Hindustan Lever Ltd has decided to re-enter the cooking aids segment.
Last year, it wanted to foray into the cooking pastes market under brand name Kissan, but test market results did not appear promising and the company abandoned the plan. However, since food in general and cooking aids in particular is something the company considers a future growth driver, it has now decided to re-enter this market.
But it has taken a different route the second time around. HLL has introduced an entirely new category in the cooking aids segment by launching a flavour enhancer called Aromax.
And while it is making subtle attempts to enter the cooking aids market, HLL has also made its presence felt in the ready-to-eat segment through Indus Valley rice meals in seven flavours. The Indus Valley range of products is being introduced through its direct marketing arm HLL Network, a company spokesperson told Business Line.
"We think food, particularly the ready-to-eat category and cooking aids are areas where the market holds a large, untapped potential," he said, adding that more products will be launched in the ready-to-eat category through HLL Network in the months to come.

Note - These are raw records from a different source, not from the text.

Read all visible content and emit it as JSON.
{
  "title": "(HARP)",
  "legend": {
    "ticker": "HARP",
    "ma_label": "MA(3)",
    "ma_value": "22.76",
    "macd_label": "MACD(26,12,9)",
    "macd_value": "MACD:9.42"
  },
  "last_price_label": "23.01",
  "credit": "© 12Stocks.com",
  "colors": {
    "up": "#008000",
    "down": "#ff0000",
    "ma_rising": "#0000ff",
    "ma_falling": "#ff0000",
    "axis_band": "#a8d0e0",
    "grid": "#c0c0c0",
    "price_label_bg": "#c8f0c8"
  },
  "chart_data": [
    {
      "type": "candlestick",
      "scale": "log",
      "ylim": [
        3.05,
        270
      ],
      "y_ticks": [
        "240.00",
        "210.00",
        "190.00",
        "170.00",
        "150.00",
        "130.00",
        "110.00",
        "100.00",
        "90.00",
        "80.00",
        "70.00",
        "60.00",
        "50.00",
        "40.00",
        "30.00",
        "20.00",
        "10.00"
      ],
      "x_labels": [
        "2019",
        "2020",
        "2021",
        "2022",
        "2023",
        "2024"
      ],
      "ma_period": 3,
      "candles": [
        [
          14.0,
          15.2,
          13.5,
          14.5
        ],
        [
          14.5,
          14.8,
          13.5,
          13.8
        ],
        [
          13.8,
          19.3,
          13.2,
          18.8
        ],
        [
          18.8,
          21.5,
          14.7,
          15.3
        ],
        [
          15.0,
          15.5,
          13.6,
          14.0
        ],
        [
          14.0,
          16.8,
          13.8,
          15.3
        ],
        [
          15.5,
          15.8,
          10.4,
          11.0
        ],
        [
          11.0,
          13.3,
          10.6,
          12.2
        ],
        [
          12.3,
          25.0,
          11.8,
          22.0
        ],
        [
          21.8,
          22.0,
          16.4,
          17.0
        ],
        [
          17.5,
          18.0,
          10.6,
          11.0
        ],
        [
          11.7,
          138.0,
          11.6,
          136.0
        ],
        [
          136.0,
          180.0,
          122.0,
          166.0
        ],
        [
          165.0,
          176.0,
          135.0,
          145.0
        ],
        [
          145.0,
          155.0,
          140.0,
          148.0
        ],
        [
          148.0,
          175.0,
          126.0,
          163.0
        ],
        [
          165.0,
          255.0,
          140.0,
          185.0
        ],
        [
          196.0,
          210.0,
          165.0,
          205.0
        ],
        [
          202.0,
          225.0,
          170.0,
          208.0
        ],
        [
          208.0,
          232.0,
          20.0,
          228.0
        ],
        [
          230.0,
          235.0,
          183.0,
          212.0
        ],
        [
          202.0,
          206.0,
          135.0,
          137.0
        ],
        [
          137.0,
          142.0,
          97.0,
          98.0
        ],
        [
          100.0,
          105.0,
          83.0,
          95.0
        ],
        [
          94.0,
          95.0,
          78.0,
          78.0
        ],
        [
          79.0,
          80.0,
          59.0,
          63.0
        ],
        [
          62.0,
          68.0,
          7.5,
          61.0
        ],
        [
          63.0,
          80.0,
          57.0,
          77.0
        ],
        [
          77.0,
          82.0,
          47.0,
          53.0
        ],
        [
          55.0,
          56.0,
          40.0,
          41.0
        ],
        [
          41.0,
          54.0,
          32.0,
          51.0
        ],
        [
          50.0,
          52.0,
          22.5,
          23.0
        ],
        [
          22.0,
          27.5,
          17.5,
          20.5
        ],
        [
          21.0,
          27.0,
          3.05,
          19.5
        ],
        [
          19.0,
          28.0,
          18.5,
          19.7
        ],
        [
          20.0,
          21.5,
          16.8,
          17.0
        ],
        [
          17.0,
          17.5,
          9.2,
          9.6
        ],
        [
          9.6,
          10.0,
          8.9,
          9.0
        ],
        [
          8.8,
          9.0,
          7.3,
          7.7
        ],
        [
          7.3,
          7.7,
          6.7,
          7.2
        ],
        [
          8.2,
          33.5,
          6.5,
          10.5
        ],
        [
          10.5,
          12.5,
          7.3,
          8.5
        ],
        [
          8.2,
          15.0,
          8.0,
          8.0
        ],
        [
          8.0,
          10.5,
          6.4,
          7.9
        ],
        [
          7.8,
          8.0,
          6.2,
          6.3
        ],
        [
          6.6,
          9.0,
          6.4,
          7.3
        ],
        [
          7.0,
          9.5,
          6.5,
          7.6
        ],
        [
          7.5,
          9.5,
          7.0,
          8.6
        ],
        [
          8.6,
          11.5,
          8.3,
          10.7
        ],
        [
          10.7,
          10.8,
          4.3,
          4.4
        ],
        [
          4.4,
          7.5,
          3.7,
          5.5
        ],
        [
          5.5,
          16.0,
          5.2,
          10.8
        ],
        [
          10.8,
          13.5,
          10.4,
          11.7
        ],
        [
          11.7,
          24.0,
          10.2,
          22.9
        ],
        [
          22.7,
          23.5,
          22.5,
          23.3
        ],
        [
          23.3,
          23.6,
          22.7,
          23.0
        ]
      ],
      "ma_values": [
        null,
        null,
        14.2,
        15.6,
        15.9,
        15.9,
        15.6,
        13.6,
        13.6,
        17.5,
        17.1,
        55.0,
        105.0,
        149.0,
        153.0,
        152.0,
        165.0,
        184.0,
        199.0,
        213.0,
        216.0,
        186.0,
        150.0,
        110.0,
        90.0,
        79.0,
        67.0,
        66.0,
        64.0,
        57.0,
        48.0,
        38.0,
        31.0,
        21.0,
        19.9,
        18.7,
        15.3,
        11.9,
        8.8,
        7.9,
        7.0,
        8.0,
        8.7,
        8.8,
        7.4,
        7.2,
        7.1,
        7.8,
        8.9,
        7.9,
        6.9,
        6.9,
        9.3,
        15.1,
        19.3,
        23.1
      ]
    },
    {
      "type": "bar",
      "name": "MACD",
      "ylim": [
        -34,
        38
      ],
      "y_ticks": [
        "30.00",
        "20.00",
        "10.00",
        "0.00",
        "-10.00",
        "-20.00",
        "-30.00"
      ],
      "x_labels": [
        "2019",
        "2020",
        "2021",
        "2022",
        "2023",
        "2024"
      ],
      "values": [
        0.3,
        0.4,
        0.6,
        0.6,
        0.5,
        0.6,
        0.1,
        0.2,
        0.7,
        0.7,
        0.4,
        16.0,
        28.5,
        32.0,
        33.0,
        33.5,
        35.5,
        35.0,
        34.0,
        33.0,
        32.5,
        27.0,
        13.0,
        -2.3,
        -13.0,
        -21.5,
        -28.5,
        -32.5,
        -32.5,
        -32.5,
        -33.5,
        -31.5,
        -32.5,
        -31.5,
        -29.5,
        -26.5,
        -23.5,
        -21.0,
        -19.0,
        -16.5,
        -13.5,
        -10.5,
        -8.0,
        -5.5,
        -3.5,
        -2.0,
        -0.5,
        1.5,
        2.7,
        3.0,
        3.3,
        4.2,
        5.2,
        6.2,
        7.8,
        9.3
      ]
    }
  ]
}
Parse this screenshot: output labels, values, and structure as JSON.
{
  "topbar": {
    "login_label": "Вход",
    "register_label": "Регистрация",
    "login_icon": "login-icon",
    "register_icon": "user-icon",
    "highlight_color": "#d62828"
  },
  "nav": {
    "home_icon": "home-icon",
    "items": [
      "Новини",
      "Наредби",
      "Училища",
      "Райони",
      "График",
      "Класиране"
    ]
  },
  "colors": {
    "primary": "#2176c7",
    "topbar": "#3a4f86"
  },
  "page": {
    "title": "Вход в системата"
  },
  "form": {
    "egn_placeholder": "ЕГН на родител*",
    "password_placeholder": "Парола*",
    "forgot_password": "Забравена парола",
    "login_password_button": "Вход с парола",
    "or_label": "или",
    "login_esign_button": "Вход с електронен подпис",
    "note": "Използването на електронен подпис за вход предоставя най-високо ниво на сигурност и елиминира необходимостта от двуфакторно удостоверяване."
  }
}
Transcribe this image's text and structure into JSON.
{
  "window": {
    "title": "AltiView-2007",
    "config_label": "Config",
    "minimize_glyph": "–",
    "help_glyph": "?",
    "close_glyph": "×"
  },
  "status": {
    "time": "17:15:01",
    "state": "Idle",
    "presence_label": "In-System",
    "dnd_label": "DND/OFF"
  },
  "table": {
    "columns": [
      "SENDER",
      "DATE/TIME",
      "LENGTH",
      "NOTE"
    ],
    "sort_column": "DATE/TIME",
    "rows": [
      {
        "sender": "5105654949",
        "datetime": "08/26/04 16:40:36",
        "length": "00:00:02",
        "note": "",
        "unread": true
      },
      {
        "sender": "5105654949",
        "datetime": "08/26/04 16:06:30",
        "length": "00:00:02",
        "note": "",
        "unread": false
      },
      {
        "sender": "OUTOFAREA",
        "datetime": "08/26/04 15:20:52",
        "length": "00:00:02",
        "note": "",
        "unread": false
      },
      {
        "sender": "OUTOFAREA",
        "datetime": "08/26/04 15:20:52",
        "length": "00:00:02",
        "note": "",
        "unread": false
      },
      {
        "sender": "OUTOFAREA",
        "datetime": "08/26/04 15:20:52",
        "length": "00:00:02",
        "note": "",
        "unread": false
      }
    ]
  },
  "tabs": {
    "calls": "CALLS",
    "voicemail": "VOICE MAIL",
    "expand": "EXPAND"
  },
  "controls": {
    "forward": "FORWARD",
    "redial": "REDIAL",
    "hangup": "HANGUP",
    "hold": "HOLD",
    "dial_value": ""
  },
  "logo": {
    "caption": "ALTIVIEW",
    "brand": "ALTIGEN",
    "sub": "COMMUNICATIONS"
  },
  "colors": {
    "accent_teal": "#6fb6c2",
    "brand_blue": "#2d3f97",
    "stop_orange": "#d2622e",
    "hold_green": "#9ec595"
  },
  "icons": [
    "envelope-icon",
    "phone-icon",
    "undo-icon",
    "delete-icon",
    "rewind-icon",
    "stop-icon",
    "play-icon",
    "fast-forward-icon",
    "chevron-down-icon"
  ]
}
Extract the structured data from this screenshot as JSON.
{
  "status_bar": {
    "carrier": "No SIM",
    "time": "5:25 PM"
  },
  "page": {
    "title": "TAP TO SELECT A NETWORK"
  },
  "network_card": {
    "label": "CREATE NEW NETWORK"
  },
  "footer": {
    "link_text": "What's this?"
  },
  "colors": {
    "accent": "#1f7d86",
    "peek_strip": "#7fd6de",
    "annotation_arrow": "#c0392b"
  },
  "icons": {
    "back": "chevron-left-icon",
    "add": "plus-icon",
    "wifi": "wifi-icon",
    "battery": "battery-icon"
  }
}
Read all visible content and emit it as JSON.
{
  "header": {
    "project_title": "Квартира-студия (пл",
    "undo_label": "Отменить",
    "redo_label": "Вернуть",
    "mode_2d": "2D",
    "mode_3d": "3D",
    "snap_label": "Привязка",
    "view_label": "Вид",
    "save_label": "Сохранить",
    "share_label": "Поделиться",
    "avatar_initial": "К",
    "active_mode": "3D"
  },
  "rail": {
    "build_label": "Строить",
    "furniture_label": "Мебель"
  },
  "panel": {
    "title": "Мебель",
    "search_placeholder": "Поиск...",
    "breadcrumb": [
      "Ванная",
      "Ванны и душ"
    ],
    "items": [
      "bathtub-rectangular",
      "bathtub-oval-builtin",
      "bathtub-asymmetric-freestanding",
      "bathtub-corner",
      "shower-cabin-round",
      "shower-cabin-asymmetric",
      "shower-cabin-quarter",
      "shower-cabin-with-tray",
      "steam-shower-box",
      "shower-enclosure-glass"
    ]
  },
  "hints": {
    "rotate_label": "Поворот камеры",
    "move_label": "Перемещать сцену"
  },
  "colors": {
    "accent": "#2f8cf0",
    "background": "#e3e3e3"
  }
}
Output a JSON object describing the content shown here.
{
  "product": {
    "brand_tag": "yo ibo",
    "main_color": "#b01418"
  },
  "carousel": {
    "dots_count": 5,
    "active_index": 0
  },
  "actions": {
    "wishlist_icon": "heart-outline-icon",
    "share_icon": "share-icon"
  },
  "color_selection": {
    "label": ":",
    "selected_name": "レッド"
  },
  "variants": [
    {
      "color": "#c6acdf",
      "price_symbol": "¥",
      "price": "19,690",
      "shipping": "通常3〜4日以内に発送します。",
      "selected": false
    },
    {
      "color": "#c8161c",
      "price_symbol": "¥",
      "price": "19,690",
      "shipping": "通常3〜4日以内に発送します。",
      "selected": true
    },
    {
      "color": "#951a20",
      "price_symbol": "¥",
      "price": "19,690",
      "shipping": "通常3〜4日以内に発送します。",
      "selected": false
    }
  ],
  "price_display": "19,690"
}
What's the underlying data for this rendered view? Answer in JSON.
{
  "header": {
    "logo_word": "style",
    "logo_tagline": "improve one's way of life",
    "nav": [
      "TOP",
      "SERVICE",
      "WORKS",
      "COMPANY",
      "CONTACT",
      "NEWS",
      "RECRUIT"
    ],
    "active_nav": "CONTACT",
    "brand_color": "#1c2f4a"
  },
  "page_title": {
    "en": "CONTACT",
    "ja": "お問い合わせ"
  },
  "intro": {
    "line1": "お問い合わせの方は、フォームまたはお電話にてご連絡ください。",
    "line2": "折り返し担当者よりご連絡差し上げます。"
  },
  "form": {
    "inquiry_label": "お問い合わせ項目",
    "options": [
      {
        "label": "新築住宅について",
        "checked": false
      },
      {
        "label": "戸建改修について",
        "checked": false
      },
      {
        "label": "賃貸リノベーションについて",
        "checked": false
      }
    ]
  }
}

The spokesperson said Aromax is a taste enhancer, containing natural ingredients but no mono sodium glutamate, onion or garlic. He declined to comment on whether more products were in the pipeline as far as taste enhancers is concerned. Also, no confirmation was available on whether HLL wanted to re-enter the cooking paste market.
HLL has mega brands Knorr Annapurna and Kissan in the food portfolio as of now. Under Kissan, it offers jams, ketchups, squashes and Greedy Bistix while Knorr Annapurna is for atta, readymade chapattis, Soupy Snax and salt. These two brands are among six mega brands of Hindustan Lever raking in over $100 million worth of sales each per year.
According to latest available data, the `power brands' in the food category registered nine per cent growth in 2003 against a decline in the previous year.
The company's second attempt at introducing chapattis in the domestic market late last year followed a debacle the first time around. A few years earlier the company had introduced them, but the chapattis had to be cooked and puffed before serving. The product did not take off and the company withdrew it from the market. HLL's challenge was to develop a fully cooked and puffed chapatti with the taste, aroma and softness of a home made one at an affordable cost.
However, even as HLL creates a new segment within the ready-to-eat business, a number of other players have already jumped on the bandwagon. MTR Foods last year launched a whole range of rice meals as well as other curries, while Satnam Overseas has also entered this growing market with its Kohinoor brand of curries and rice meals.